[WORKING DATA]
^^^^^^^^^^^^^^^^
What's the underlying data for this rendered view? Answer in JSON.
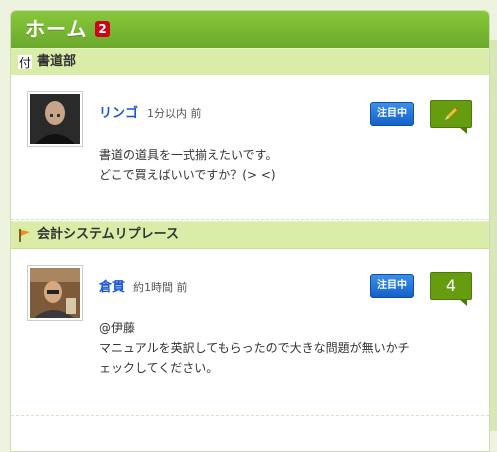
{
  "header": {
    "title": "ホーム",
    "badge": "2"
  },
  "posts": [
    {
      "section": "書道部",
      "section_icon": "calligraphy-icon",
      "user": "リンゴ",
      "time": "1分以内 前",
      "attention_label": "注目中",
      "bubble_icon": "pencil-icon",
      "body_lines": [
        "書道の道具を一式揃えたいです。",
        "どこで買えばいいですか？(> <)"
      ]
    },
    {
      "section": "会計システムリプレース",
      "section_icon": "flag-icon",
      "user": "倉貫",
      "time": "約1時間 前",
      "attention_label": "注目中",
      "bubble_count": "4",
      "body_lines": [
        "@伊藤",
        "マニュアルを英訳してもらったので大きな問題が無いかチ",
        "ェックしてください。"
      ]
    }
  ],
  "colors": {
    "header_green": "#7ab934",
    "section_bg": "#d9eca8",
    "name_blue": "#1a55d8",
    "attention_blue": "#1f73d6",
    "bubble_green": "#669c10",
    "badge_red": "#d0021b"
  }
}
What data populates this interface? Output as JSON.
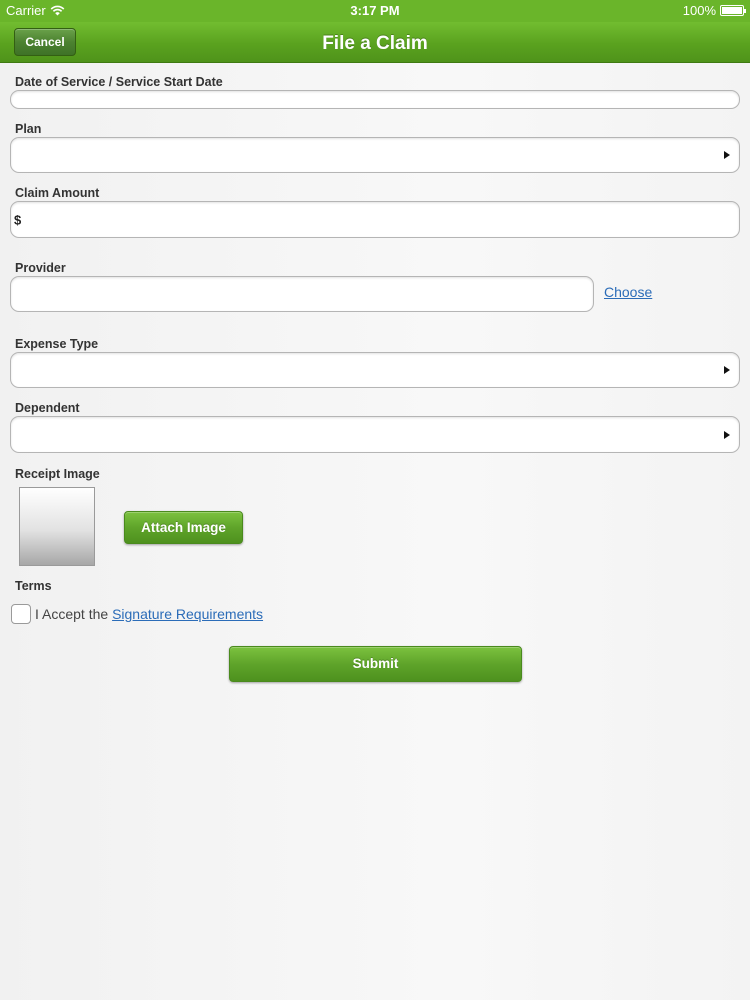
{
  "status_bar": {
    "carrier": "Carrier",
    "time": "3:17 PM",
    "battery": "100%",
    "battery_level": 1.0
  },
  "nav_bar": {
    "cancel_label": "Cancel",
    "title": "File a Claim"
  },
  "form": {
    "date_label": "Date of Service / Service Start Date",
    "date_value": "",
    "plan_label": "Plan",
    "plan_value": "",
    "amount_label": "Claim Amount",
    "amount_prefix": "$",
    "amount_value": "",
    "provider_label": "Provider",
    "provider_value": "",
    "provider_choose_link": "Choose",
    "expense_type_label": "Expense Type",
    "expense_type_value": "",
    "dependent_label": "Dependent",
    "dependent_value": "",
    "receipt_label": "Receipt Image",
    "attach_image_button": "Attach Image",
    "terms_label": "Terms",
    "terms_text": "I Accept the",
    "terms_link": "Signature Requirements",
    "terms_accepted": false,
    "submit_button": "Submit"
  },
  "colors": {
    "brand_green": "#5fa42a",
    "link_blue": "#2b6cb8"
  }
}
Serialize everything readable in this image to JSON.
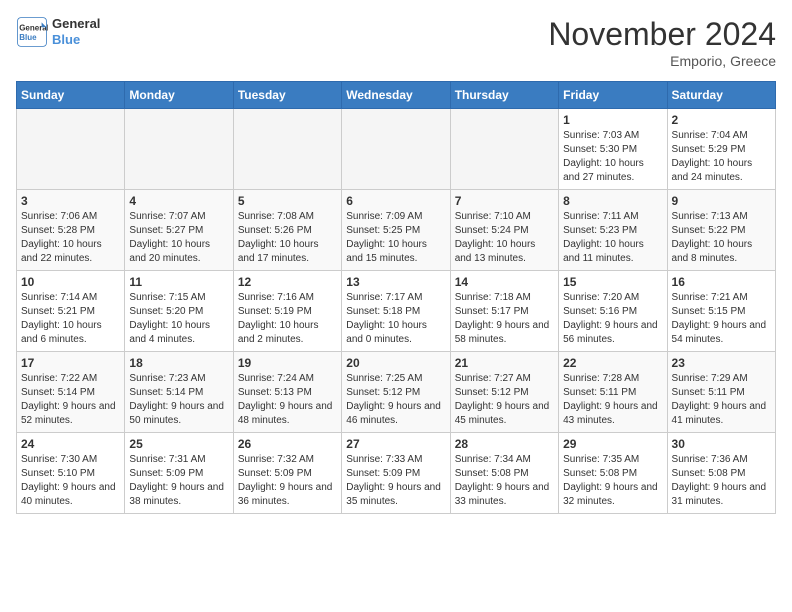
{
  "header": {
    "logo_line1": "General",
    "logo_line2": "Blue",
    "month_title": "November 2024",
    "location": "Emporio, Greece"
  },
  "weekdays": [
    "Sunday",
    "Monday",
    "Tuesday",
    "Wednesday",
    "Thursday",
    "Friday",
    "Saturday"
  ],
  "weeks": [
    [
      {
        "day": "",
        "info": ""
      },
      {
        "day": "",
        "info": ""
      },
      {
        "day": "",
        "info": ""
      },
      {
        "day": "",
        "info": ""
      },
      {
        "day": "",
        "info": ""
      },
      {
        "day": "1",
        "info": "Sunrise: 7:03 AM\nSunset: 5:30 PM\nDaylight: 10 hours and 27 minutes."
      },
      {
        "day": "2",
        "info": "Sunrise: 7:04 AM\nSunset: 5:29 PM\nDaylight: 10 hours and 24 minutes."
      }
    ],
    [
      {
        "day": "3",
        "info": "Sunrise: 7:06 AM\nSunset: 5:28 PM\nDaylight: 10 hours and 22 minutes."
      },
      {
        "day": "4",
        "info": "Sunrise: 7:07 AM\nSunset: 5:27 PM\nDaylight: 10 hours and 20 minutes."
      },
      {
        "day": "5",
        "info": "Sunrise: 7:08 AM\nSunset: 5:26 PM\nDaylight: 10 hours and 17 minutes."
      },
      {
        "day": "6",
        "info": "Sunrise: 7:09 AM\nSunset: 5:25 PM\nDaylight: 10 hours and 15 minutes."
      },
      {
        "day": "7",
        "info": "Sunrise: 7:10 AM\nSunset: 5:24 PM\nDaylight: 10 hours and 13 minutes."
      },
      {
        "day": "8",
        "info": "Sunrise: 7:11 AM\nSunset: 5:23 PM\nDaylight: 10 hours and 11 minutes."
      },
      {
        "day": "9",
        "info": "Sunrise: 7:13 AM\nSunset: 5:22 PM\nDaylight: 10 hours and 8 minutes."
      }
    ],
    [
      {
        "day": "10",
        "info": "Sunrise: 7:14 AM\nSunset: 5:21 PM\nDaylight: 10 hours and 6 minutes."
      },
      {
        "day": "11",
        "info": "Sunrise: 7:15 AM\nSunset: 5:20 PM\nDaylight: 10 hours and 4 minutes."
      },
      {
        "day": "12",
        "info": "Sunrise: 7:16 AM\nSunset: 5:19 PM\nDaylight: 10 hours and 2 minutes."
      },
      {
        "day": "13",
        "info": "Sunrise: 7:17 AM\nSunset: 5:18 PM\nDaylight: 10 hours and 0 minutes."
      },
      {
        "day": "14",
        "info": "Sunrise: 7:18 AM\nSunset: 5:17 PM\nDaylight: 9 hours and 58 minutes."
      },
      {
        "day": "15",
        "info": "Sunrise: 7:20 AM\nSunset: 5:16 PM\nDaylight: 9 hours and 56 minutes."
      },
      {
        "day": "16",
        "info": "Sunrise: 7:21 AM\nSunset: 5:15 PM\nDaylight: 9 hours and 54 minutes."
      }
    ],
    [
      {
        "day": "17",
        "info": "Sunrise: 7:22 AM\nSunset: 5:14 PM\nDaylight: 9 hours and 52 minutes."
      },
      {
        "day": "18",
        "info": "Sunrise: 7:23 AM\nSunset: 5:14 PM\nDaylight: 9 hours and 50 minutes."
      },
      {
        "day": "19",
        "info": "Sunrise: 7:24 AM\nSunset: 5:13 PM\nDaylight: 9 hours and 48 minutes."
      },
      {
        "day": "20",
        "info": "Sunrise: 7:25 AM\nSunset: 5:12 PM\nDaylight: 9 hours and 46 minutes."
      },
      {
        "day": "21",
        "info": "Sunrise: 7:27 AM\nSunset: 5:12 PM\nDaylight: 9 hours and 45 minutes."
      },
      {
        "day": "22",
        "info": "Sunrise: 7:28 AM\nSunset: 5:11 PM\nDaylight: 9 hours and 43 minutes."
      },
      {
        "day": "23",
        "info": "Sunrise: 7:29 AM\nSunset: 5:11 PM\nDaylight: 9 hours and 41 minutes."
      }
    ],
    [
      {
        "day": "24",
        "info": "Sunrise: 7:30 AM\nSunset: 5:10 PM\nDaylight: 9 hours and 40 minutes."
      },
      {
        "day": "25",
        "info": "Sunrise: 7:31 AM\nSunset: 5:09 PM\nDaylight: 9 hours and 38 minutes."
      },
      {
        "day": "26",
        "info": "Sunrise: 7:32 AM\nSunset: 5:09 PM\nDaylight: 9 hours and 36 minutes."
      },
      {
        "day": "27",
        "info": "Sunrise: 7:33 AM\nSunset: 5:09 PM\nDaylight: 9 hours and 35 minutes."
      },
      {
        "day": "28",
        "info": "Sunrise: 7:34 AM\nSunset: 5:08 PM\nDaylight: 9 hours and 33 minutes."
      },
      {
        "day": "29",
        "info": "Sunrise: 7:35 AM\nSunset: 5:08 PM\nDaylight: 9 hours and 32 minutes."
      },
      {
        "day": "30",
        "info": "Sunrise: 7:36 AM\nSunset: 5:08 PM\nDaylight: 9 hours and 31 minutes."
      }
    ]
  ]
}
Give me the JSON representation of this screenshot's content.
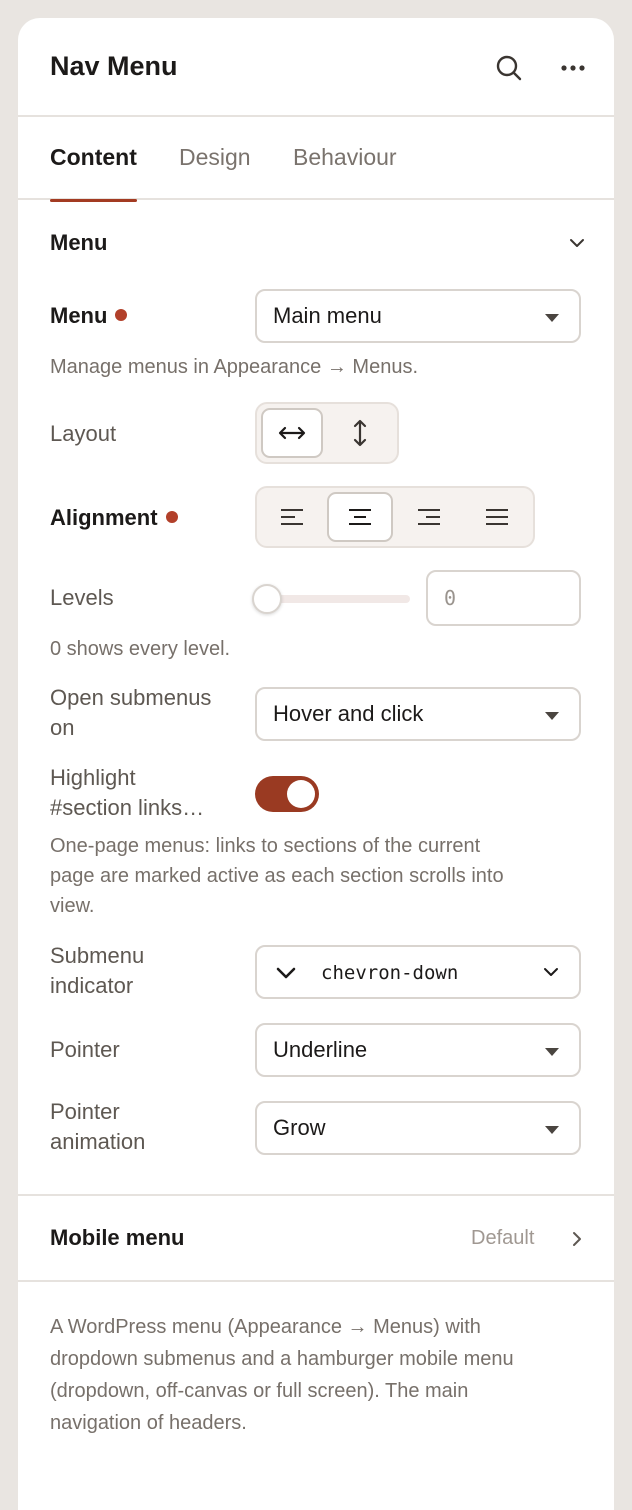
{
  "header": {
    "title": "Nav Menu"
  },
  "tabs": [
    {
      "label": "Content",
      "active": true
    },
    {
      "label": "Design",
      "active": false
    },
    {
      "label": "Behaviour",
      "active": false
    }
  ],
  "section": {
    "title": "Menu"
  },
  "fields": {
    "menu": {
      "label": "Menu",
      "value": "Main menu",
      "help": "Manage menus in Appearance → Menus."
    },
    "layout": {
      "label": "Layout",
      "options": [
        "horizontal-arrows-icon",
        "vertical-arrows-icon"
      ],
      "selected": 0
    },
    "alignment": {
      "label": "Alignment",
      "options": [
        "align-left-icon",
        "align-center-icon",
        "align-right-icon",
        "align-justify-icon"
      ],
      "selected": 1
    },
    "levels": {
      "label": "Levels",
      "value": "0",
      "help": "0 shows every level."
    },
    "open_submenus": {
      "label_line1": "Open submenus",
      "label_line2": "on",
      "value": "Hover and click"
    },
    "highlight": {
      "label_line1": "Highlight",
      "label_line2": "#section links…",
      "on": true,
      "help_line1": "One-page menus: links to sections of the current",
      "help_line2": "page are marked active as each section scrolls into",
      "help_line3": "view."
    },
    "submenu_indicator": {
      "label_line1": "Submenu",
      "label_line2": "indicator",
      "value": "chevron-down",
      "icon": "chevron-down-icon"
    },
    "pointer": {
      "label": "Pointer",
      "value": "Underline"
    },
    "pointer_animation": {
      "label_line1": "Pointer",
      "label_line2": "animation",
      "value": "Grow"
    }
  },
  "mobile_menu": {
    "label": "Mobile menu",
    "value": "Default"
  },
  "description": {
    "line1": "A WordPress menu (Appearance → Menus) with",
    "line2": "dropdown submenus and a hamburger mobile menu",
    "line3": "(dropdown, off-canvas or full screen). The main",
    "line4": "navigation of headers."
  },
  "colors": {
    "accent": "#a33b22",
    "toggle_on": "#9a3a22",
    "required_dot": "#b2402a"
  }
}
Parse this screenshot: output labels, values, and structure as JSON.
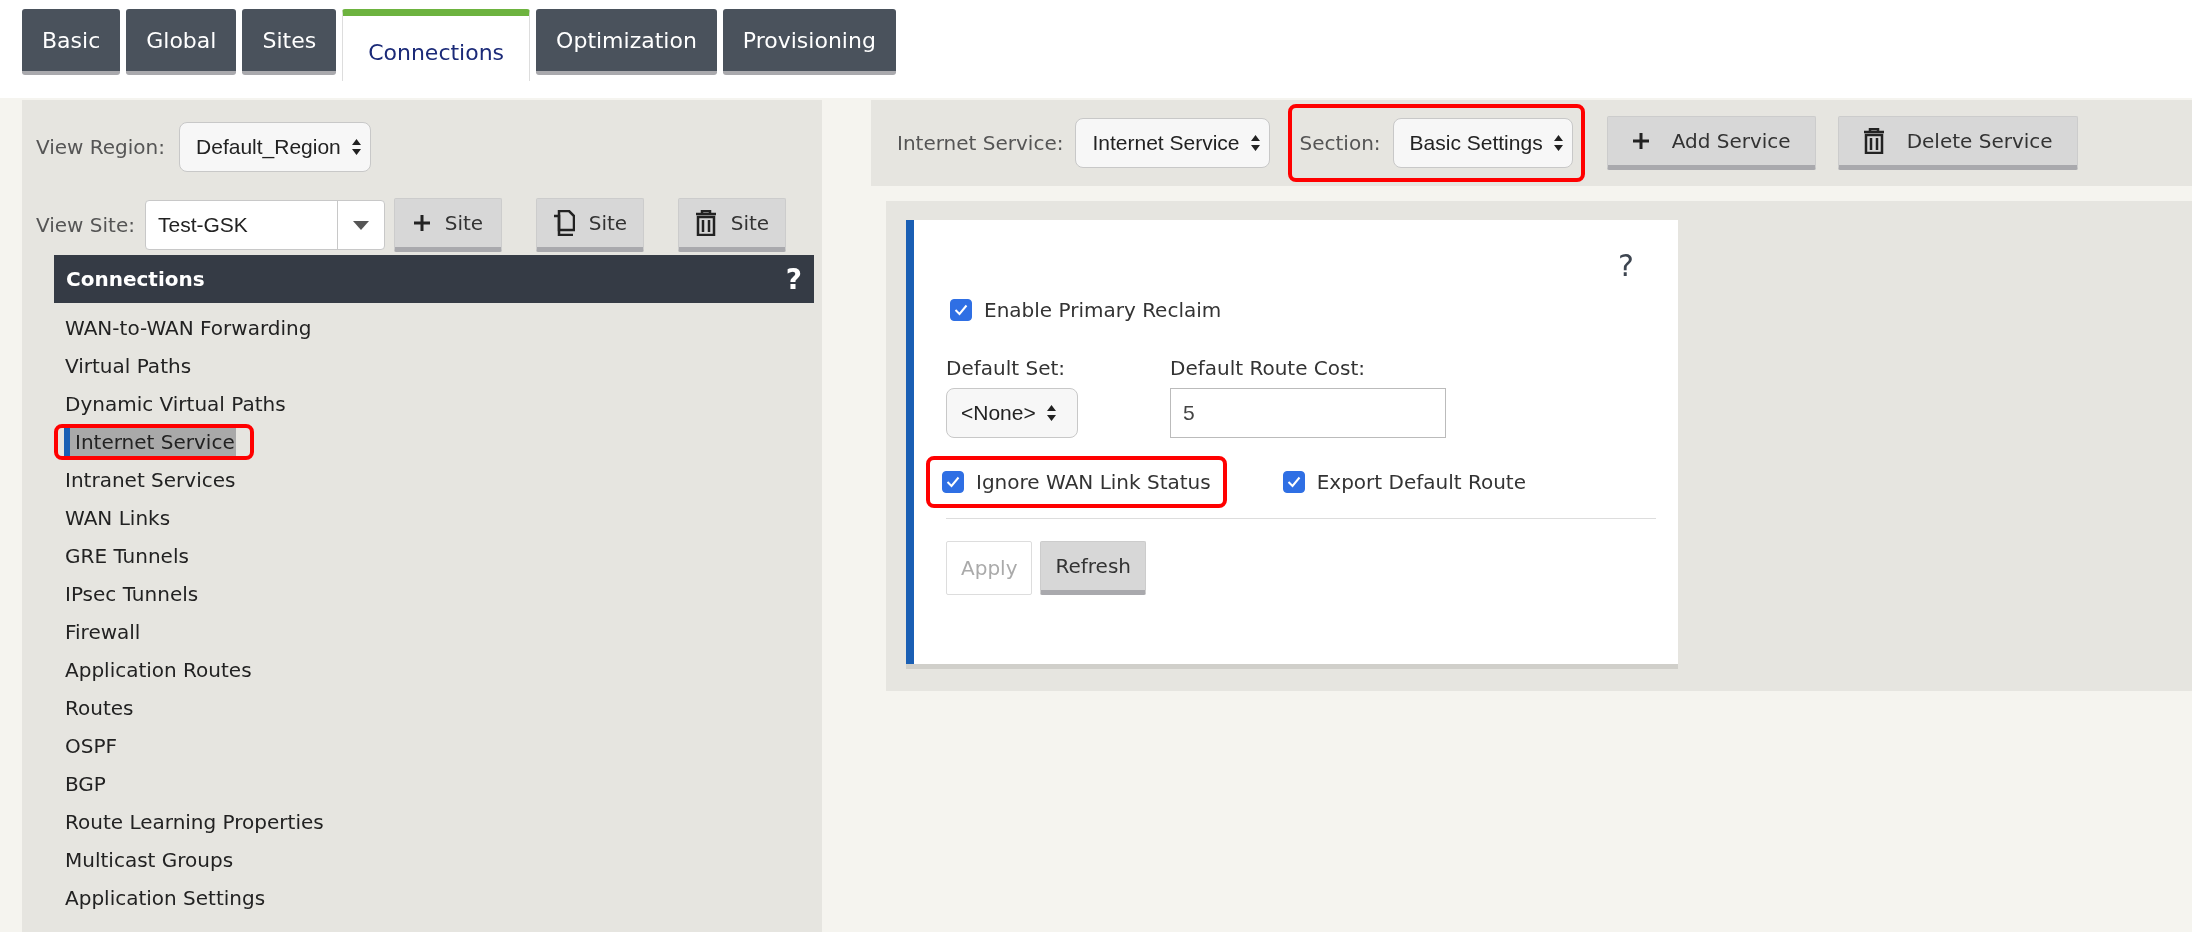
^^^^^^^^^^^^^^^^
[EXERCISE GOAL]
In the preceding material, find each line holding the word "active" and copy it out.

[THE ANSWER]
      "active": true
      "active": false
      "active": false
      "help_line2": "page are marked active as each section scrolls into",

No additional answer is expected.